Genre: Science Fiction
“There are eight settlers on Mars until the colony's psychologist walks out an airlock to die on the cold, airless sands. Emma and her crewmates, the next mission of settlers, launch from Spaceport America despite the tragedy and despite their own misgivings. They take a tabby kitten with them, as requested by the survivors on Mars, and hope to revive the shocked colony.”
“Kate Rauner (Hanover, New Mexico, USA) writes science fiction novels and science poetry and serves as a volunteer firefighter. Kate is a retired engineer and Cold War Warrior--she worked in America's nuclear weapons complex. Living on the edge of the Southwest’s Gila National Forest with her husband, cats, llamas, and dog, she’s well on her way to achieving her life-goal of becoming an eccentric old woman.”

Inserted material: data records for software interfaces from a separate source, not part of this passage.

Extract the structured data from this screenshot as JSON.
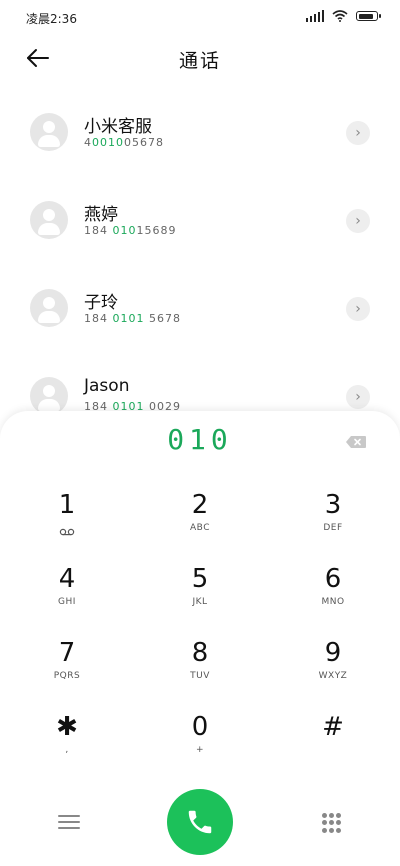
{
  "status": {
    "time": "凌晨2:36",
    "battery_level": 0.9
  },
  "header": {
    "title": "通话",
    "back_icon": "arrow-left-icon"
  },
  "contacts": [
    {
      "name": "小米客服",
      "number_parts": [
        "4",
        "0010",
        "05678"
      ]
    },
    {
      "name": "燕婷",
      "number_parts": [
        "184 ",
        "010",
        "15689"
      ]
    },
    {
      "name": "子玲",
      "number_parts": [
        "184 ",
        "0101",
        " 5678"
      ]
    },
    {
      "name": "Jason",
      "number_parts": [
        "184 ",
        "0101",
        " 0029"
      ]
    }
  ],
  "dialer": {
    "entered": "010",
    "keys": [
      {
        "digit": "1",
        "letters": "voicemail-icon"
      },
      {
        "digit": "2",
        "letters": "ABC"
      },
      {
        "digit": "3",
        "letters": "DEF"
      },
      {
        "digit": "4",
        "letters": "GHI"
      },
      {
        "digit": "5",
        "letters": "JKL"
      },
      {
        "digit": "6",
        "letters": "MNO"
      },
      {
        "digit": "7",
        "letters": "PQRS"
      },
      {
        "digit": "8",
        "letters": "TUV"
      },
      {
        "digit": "9",
        "letters": "WXYZ"
      },
      {
        "digit": "✱",
        "letters": ","
      },
      {
        "digit": "0",
        "letters": "+"
      },
      {
        "digit": "#",
        "letters": ""
      }
    ]
  },
  "colors": {
    "accent": "#1ba85a",
    "call": "#1cc15a"
  }
}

As a young man, I’d have jumped at the chance to sign up for a one-way ticket to Mars, so this book fitted right in my wheelhouse. I particularly enjoyed the opening chapters, which started at the Earth-side preparation station with potential travelers confined for two years in a modular habitat that simulated the conditions they would encounter on Mars. Better to discover claustrophobic tendencies and personality clashes before takeoff, right?
Once on Mars, though, the story meandered and got bogged down in the day-to-day minutia of the settlers. I understand that living in an artificially maintained environment on a planet with no atmosphere would involve a lot of chores and attention to detail, but the activities became repetitive in the extreme. So much so, that the plot and characters became secondary. Moments of tension were few and too easily resolved. Potential conflicts were hinted at, but not fully realized.
And the cat? Well the cat made it onto the book’s cover but didn’t have any significance. That red-herring niggled at me most of the way through.
IMO, assuming the technical details are accurate (and they seemed to be, which is all that really matters for disbelief suspension, right?), this could be turned into an engaging story if it underwent a content edit.
Clean copy, solid writing skills.
Rating: *** Three Stars
Reviewed by: Pete Barber
Approximate word count: 75-80,000 words